MAP EXTRACT The site of the monument is shown on the attached map extract. It includes a 2 metre boundary around the archaeological features, considered to be essential for the monument's support and preservation.


The contents of this record have been generated from a legacy data system.

Legacy System number: 15088

Legacy System: RSM

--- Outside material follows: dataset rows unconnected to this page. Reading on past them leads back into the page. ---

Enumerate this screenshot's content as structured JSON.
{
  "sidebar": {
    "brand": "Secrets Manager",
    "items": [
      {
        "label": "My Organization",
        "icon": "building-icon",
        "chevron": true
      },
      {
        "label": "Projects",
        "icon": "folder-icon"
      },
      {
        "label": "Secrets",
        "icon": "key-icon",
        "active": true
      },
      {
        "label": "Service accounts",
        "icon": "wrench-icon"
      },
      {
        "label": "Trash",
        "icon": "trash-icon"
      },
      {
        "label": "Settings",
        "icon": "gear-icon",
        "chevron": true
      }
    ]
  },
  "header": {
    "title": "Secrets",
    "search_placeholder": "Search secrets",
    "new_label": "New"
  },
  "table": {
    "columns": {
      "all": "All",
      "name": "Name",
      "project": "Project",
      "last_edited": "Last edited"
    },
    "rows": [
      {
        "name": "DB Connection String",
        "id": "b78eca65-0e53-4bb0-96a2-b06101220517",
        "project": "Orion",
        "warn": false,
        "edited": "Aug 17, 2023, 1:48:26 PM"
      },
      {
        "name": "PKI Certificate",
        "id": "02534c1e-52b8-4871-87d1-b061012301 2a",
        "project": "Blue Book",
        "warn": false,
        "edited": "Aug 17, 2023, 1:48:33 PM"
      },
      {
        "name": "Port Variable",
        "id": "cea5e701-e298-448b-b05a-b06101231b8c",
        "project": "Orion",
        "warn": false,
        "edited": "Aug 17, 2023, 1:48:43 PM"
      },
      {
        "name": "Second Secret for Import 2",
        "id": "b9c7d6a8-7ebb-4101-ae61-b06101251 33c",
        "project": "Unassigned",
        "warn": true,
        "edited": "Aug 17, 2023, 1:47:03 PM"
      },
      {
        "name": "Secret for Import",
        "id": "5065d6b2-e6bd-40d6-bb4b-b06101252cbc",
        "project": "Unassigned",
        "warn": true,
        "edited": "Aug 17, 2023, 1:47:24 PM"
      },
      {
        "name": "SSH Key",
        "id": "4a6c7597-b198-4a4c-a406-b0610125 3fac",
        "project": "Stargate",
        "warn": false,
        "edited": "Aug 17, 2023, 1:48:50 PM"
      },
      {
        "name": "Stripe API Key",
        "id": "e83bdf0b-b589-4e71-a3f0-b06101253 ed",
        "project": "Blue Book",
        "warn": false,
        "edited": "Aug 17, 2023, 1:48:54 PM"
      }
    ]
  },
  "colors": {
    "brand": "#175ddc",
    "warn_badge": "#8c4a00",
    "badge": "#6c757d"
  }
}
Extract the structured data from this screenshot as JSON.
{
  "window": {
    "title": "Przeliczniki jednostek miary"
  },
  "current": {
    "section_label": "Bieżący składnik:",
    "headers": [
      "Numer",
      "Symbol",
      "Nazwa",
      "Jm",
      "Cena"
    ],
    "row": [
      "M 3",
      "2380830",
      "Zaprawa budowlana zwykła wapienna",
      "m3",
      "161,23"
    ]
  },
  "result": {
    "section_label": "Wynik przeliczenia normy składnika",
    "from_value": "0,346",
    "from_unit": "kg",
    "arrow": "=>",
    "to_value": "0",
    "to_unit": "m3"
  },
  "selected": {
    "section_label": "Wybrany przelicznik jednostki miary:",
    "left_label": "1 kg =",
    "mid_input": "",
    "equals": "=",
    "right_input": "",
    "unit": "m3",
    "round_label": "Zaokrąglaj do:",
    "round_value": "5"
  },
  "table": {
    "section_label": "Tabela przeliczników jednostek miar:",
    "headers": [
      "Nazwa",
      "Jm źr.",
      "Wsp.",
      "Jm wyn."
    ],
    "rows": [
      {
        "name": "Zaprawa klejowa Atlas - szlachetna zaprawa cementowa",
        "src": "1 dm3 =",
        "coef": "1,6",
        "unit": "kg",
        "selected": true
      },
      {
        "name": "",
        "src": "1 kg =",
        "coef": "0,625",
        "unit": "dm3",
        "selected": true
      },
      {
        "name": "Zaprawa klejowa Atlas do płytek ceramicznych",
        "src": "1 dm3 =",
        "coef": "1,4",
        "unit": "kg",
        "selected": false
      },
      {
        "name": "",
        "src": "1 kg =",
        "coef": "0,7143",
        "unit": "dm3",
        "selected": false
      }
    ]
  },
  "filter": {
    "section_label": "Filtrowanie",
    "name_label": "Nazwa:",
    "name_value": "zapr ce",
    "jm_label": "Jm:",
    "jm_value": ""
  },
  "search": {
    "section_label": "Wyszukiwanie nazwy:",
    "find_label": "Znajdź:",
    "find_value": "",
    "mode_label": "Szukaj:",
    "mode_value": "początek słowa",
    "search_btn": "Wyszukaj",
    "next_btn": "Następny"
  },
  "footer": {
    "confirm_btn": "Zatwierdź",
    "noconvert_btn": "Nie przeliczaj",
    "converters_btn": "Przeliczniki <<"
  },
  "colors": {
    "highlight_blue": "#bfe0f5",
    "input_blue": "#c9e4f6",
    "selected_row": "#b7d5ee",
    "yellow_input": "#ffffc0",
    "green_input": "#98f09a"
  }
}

Books and journals
Mercer, R J, 'Cornish Archaeology' in Excavations At Carn Brea, Illogan, Cornwall, , Vol. 20, (1981), 1-204
Miles, H, 'Cornish Archaeology' in Barrows on the St Austell Granite, Cornwall, , Vol. 14, (1975), 5-81
Silvester, R J, 'Prehistoric Dartmoor in its Context. DAS Jubilee Conference Proc' in The Rel of 1st Millen Settlement to the Upland Areas of the SW, , Vol. 37, (1979), 176-190
6/1991, Carter, A./RCHME, 1:2500 AP transcriptions: SX 2370, 2371, 2470, 2471,
7/1991, Carter, A./RCHME, 1:2500 AP transcriptions SX 2370; 2371; 2470; 2471 (con 7/1991),
7/1991, Cornwall SMR entry for PRN 1234,
7/1991, Cornwall SMR entry for PRN 1281 & 1361,
7/1991, Cornwall SMR entry for PRN 1361,
Consulted 6/1991, Cornwall SMR entry for PRN 1277,
Consulted 6/1991, Cornwall SMR entry for PRN 1278 (Consulted 6/1991),
Consulted 7/1991, Carter, A./RCHME, 1:2500 AP transcriptions, SX 2370, 2470, 2471,
Consulted 7/1991, Cornwall SMR entry for PRN 1243, 1244, 1245, 1246, 1251, 1357,
Consulted 7/1991, Cornwall SMR entry for PRN 12709,
Consulted 7/1991, Cornwall SMR entry for PRN 1278,
Consulted 7/1991, Cornwall SMR entry for PRN 1278.1,
Consulted 7/1991, Cornwall SMR entry for PRN 1281,
Cornwall SMR entry for PRN 3384 (Consulted 7/1991),
Release 00, Darvill, T, MPP Monument Class Description for `Tor Cairns' (Release 00), (1989)

End of official listing